This can be checked by removing the fuses from phases B and C (say) and measuring the phase-earth voltages on the secondary of the VT. If the phasing is correct, only phase A should be healthy, phases B and C should have only a small residual voltage.
Correct phasing should be further substantiated when carrying out ‘on load’ tests on any phase-angle sensitive relays, at the relay terminals. Load current in a known phase CT secondary should be compared with the associated phase to neutral VT secondary voltage.
The phase angle between them should be measured and should relate to the power factor of the system load.
If the three-phase voltage transformer has a broken-delta tertiary winding, then a check should be made of the voltage across the two connections from the broken delta VN and VL, as shown in Figure 3 above. With the rated balanced three-phase supply voltage applied to the voltage transformer primary windings, the broken-delta voltage should be below 5V with the rated burden connected.
Protection relay setting checks (alarm and trip settings)
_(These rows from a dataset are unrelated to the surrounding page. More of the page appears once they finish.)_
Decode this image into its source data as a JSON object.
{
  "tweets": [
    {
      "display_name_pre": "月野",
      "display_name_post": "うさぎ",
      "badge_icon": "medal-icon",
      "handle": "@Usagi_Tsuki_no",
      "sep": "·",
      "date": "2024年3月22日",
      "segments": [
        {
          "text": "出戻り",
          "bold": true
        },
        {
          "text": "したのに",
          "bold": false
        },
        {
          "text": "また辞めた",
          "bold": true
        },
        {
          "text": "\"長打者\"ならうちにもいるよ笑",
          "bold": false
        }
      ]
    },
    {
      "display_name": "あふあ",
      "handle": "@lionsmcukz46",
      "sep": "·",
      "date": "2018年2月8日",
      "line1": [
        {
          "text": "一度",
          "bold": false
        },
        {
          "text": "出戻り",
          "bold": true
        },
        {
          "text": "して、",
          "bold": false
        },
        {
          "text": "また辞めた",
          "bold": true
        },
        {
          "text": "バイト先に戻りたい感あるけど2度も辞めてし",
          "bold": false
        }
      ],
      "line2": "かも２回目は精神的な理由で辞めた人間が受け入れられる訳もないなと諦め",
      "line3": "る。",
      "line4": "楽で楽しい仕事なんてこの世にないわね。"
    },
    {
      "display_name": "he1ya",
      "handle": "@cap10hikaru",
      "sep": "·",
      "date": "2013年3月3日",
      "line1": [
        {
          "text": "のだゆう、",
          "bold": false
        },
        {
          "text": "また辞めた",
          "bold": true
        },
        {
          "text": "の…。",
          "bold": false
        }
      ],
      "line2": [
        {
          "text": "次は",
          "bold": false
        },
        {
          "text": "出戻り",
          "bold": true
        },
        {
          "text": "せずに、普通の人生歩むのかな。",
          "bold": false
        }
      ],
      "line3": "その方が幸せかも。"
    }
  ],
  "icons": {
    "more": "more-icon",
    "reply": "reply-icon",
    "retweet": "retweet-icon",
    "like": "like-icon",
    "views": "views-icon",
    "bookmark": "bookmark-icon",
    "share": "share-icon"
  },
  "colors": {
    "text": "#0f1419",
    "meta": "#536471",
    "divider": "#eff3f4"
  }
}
At some point during commissioning, the alarm and trip settings of the relay elements involved will require to be entered and/or checked. Where the complete scheme is engineered and supplied by a single contractor, the settings may already have been entered prior to despatch from the factory, and hence this need not be repeated.
The method of entering settings varies according to the relay technology used. For electromechanical and static relays, manual entry of the settings for each relay element is required. This method can also be used for digital/numerical relays.
However, the amount of data to be entered is much greater, and therefore it is usual to use appropriate software, normally supplied by the manufacturer, for this purpose. The software also makes the essential task of making a record of the data entered much easier.
Once the data has been entered, it should be checked for compliance with the recommended settings as calculated from the protection setting study. Where appropriate software is used for data entry, the checks can be considered complete if the data is checked prior to download of the settings to the relay.
Otherwise, a check may require subsequent to data entry by inspection and recording of the relay settings, or it may be considered adequate to do this at the time of data entry. The recorded settings form an essential part of the commissioning documentation provided to the client.
Source: Network protection and automation guide – Areva